• _Your task_: Check every line of the entries for "label", and copy the lines that hold it.

Source records:
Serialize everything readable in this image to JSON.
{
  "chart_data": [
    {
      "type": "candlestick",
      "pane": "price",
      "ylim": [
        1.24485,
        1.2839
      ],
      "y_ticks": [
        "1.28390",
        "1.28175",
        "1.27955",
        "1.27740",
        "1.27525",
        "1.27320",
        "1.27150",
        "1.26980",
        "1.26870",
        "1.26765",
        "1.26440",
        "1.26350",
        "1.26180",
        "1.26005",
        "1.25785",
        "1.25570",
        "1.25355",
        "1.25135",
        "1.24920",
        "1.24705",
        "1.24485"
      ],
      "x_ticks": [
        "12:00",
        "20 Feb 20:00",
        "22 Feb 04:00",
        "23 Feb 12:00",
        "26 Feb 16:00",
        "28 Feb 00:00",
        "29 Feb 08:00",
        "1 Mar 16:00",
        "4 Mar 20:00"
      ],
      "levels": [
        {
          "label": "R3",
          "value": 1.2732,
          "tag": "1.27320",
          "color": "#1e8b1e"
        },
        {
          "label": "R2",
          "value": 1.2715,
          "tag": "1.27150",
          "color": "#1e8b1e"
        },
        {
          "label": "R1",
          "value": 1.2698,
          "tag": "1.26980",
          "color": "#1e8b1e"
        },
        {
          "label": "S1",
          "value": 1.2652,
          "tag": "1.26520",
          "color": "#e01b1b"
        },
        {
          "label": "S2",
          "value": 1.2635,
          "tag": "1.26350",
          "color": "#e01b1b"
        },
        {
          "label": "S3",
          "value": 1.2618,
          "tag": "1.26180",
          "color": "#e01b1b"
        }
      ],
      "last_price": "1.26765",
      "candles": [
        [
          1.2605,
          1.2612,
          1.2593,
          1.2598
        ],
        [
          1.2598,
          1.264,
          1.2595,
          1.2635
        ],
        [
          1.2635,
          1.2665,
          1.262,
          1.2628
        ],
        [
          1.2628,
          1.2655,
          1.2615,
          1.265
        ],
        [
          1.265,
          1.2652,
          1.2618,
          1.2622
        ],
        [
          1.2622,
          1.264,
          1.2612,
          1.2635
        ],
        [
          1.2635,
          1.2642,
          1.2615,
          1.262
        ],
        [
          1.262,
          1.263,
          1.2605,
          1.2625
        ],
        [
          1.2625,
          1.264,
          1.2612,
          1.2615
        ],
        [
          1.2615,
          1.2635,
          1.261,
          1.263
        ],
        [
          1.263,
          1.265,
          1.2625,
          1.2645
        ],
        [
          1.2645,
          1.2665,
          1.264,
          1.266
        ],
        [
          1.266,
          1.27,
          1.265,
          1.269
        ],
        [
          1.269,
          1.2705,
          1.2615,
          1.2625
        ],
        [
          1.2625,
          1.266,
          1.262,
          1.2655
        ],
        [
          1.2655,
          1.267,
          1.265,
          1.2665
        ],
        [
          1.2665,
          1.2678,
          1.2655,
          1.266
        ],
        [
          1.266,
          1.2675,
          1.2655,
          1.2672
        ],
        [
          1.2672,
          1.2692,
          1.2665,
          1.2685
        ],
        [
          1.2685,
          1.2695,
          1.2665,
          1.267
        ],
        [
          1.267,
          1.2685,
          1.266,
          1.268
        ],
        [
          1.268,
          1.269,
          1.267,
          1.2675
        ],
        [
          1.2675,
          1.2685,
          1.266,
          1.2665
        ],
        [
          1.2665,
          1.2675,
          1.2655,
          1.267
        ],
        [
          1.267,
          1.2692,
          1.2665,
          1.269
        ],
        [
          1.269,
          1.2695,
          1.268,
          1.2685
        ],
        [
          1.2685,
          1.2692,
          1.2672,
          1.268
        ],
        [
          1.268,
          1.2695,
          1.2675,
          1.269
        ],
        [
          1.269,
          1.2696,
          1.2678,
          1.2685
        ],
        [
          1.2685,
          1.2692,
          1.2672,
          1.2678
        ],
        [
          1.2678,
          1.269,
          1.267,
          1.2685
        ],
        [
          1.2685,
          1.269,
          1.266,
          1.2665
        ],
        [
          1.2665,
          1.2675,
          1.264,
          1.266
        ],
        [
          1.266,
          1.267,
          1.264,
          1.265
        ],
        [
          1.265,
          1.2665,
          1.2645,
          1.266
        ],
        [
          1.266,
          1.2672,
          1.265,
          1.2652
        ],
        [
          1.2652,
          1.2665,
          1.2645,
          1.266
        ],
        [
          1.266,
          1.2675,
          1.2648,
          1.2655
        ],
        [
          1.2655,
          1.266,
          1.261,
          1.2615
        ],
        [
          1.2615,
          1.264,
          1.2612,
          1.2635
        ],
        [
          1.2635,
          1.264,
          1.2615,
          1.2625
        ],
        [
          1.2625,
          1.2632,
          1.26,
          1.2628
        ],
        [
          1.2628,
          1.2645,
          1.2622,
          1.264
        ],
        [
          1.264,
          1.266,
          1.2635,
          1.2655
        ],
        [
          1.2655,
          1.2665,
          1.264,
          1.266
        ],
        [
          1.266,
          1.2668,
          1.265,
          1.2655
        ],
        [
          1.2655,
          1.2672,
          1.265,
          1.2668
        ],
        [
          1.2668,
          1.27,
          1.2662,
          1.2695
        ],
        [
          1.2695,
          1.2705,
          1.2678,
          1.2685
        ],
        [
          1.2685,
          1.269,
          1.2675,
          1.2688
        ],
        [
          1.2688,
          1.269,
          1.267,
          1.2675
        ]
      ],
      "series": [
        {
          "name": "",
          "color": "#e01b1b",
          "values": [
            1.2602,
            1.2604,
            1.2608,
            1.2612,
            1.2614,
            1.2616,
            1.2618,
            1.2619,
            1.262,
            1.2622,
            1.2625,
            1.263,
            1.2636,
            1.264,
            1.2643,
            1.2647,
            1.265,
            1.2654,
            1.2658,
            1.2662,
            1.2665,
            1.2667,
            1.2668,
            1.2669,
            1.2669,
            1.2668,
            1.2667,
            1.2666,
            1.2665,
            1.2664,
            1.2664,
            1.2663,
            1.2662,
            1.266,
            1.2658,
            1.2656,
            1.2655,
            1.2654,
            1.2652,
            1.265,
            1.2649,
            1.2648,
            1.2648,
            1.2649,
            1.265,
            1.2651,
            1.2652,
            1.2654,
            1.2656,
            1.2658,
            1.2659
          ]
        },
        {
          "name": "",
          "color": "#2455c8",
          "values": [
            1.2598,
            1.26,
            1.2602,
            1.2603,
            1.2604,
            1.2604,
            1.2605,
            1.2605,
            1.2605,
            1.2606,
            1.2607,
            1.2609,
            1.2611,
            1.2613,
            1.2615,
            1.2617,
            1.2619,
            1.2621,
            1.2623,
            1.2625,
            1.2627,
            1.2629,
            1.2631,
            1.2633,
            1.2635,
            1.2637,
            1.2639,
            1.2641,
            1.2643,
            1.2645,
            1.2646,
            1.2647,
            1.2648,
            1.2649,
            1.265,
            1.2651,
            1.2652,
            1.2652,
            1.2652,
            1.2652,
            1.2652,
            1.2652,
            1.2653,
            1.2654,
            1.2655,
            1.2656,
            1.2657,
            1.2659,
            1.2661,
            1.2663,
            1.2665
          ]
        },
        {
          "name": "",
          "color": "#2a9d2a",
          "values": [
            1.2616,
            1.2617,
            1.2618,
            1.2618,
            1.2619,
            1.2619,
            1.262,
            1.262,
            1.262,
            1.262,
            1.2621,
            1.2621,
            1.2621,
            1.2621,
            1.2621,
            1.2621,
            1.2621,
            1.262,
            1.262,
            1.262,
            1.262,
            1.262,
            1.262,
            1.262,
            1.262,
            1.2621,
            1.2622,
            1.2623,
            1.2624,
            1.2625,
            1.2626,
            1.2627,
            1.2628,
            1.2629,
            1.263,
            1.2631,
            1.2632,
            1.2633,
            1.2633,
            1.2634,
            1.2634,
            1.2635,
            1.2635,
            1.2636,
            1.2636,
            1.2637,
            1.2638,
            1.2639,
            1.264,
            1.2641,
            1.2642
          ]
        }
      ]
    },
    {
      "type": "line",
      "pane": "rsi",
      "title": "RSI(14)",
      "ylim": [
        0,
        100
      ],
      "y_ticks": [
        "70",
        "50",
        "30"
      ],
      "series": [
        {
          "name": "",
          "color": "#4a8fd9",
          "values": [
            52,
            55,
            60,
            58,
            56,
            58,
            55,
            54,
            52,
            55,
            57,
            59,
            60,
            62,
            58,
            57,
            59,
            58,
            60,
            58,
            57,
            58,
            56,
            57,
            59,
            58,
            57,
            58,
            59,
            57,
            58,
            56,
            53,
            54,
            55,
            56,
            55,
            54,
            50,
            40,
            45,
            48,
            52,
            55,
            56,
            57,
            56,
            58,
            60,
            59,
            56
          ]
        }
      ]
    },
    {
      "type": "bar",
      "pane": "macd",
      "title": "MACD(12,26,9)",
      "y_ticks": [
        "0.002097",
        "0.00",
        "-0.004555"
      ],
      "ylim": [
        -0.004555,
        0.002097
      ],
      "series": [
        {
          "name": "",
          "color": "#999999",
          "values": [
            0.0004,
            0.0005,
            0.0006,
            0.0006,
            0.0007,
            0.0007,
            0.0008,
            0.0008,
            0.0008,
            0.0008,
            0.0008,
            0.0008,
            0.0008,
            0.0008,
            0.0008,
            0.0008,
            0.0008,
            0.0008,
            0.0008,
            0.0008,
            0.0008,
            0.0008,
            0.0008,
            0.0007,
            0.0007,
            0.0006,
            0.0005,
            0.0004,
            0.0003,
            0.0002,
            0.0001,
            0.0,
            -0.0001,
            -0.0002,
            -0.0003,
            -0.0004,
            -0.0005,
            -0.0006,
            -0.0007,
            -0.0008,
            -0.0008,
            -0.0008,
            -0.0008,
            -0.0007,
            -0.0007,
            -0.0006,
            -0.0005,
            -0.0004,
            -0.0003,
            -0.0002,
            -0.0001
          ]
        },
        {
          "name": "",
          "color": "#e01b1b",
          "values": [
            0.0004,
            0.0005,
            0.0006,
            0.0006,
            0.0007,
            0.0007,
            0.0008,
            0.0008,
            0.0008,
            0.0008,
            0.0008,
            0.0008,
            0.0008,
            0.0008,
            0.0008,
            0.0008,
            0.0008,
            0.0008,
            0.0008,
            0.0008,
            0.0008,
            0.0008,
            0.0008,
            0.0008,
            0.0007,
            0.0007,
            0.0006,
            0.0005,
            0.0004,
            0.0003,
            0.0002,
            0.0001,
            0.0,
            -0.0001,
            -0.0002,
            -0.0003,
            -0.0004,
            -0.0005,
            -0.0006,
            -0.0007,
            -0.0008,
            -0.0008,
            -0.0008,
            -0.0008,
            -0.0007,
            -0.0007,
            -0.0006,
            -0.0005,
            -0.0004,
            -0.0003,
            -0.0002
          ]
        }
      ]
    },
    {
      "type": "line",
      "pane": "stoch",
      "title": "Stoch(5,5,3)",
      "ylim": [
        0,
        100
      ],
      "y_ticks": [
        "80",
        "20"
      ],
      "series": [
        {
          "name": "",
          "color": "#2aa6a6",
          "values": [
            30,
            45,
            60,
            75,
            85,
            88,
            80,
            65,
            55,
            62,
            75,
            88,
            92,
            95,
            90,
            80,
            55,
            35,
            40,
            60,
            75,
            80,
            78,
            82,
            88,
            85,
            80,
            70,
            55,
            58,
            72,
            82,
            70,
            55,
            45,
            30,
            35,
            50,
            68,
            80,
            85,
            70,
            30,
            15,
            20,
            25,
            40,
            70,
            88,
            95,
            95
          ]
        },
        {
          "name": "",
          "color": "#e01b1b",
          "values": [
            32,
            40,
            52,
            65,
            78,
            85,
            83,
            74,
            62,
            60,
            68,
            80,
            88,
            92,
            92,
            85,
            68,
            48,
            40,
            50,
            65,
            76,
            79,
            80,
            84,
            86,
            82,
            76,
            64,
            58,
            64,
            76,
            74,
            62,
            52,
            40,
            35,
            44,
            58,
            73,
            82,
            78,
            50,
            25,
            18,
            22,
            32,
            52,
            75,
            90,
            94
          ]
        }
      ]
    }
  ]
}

• _Output of the task_:
          "label": "R3",
          "label": "R2",
          "label": "R1",
          "label": "S1",
          "label": "S2",
          "label": "S3",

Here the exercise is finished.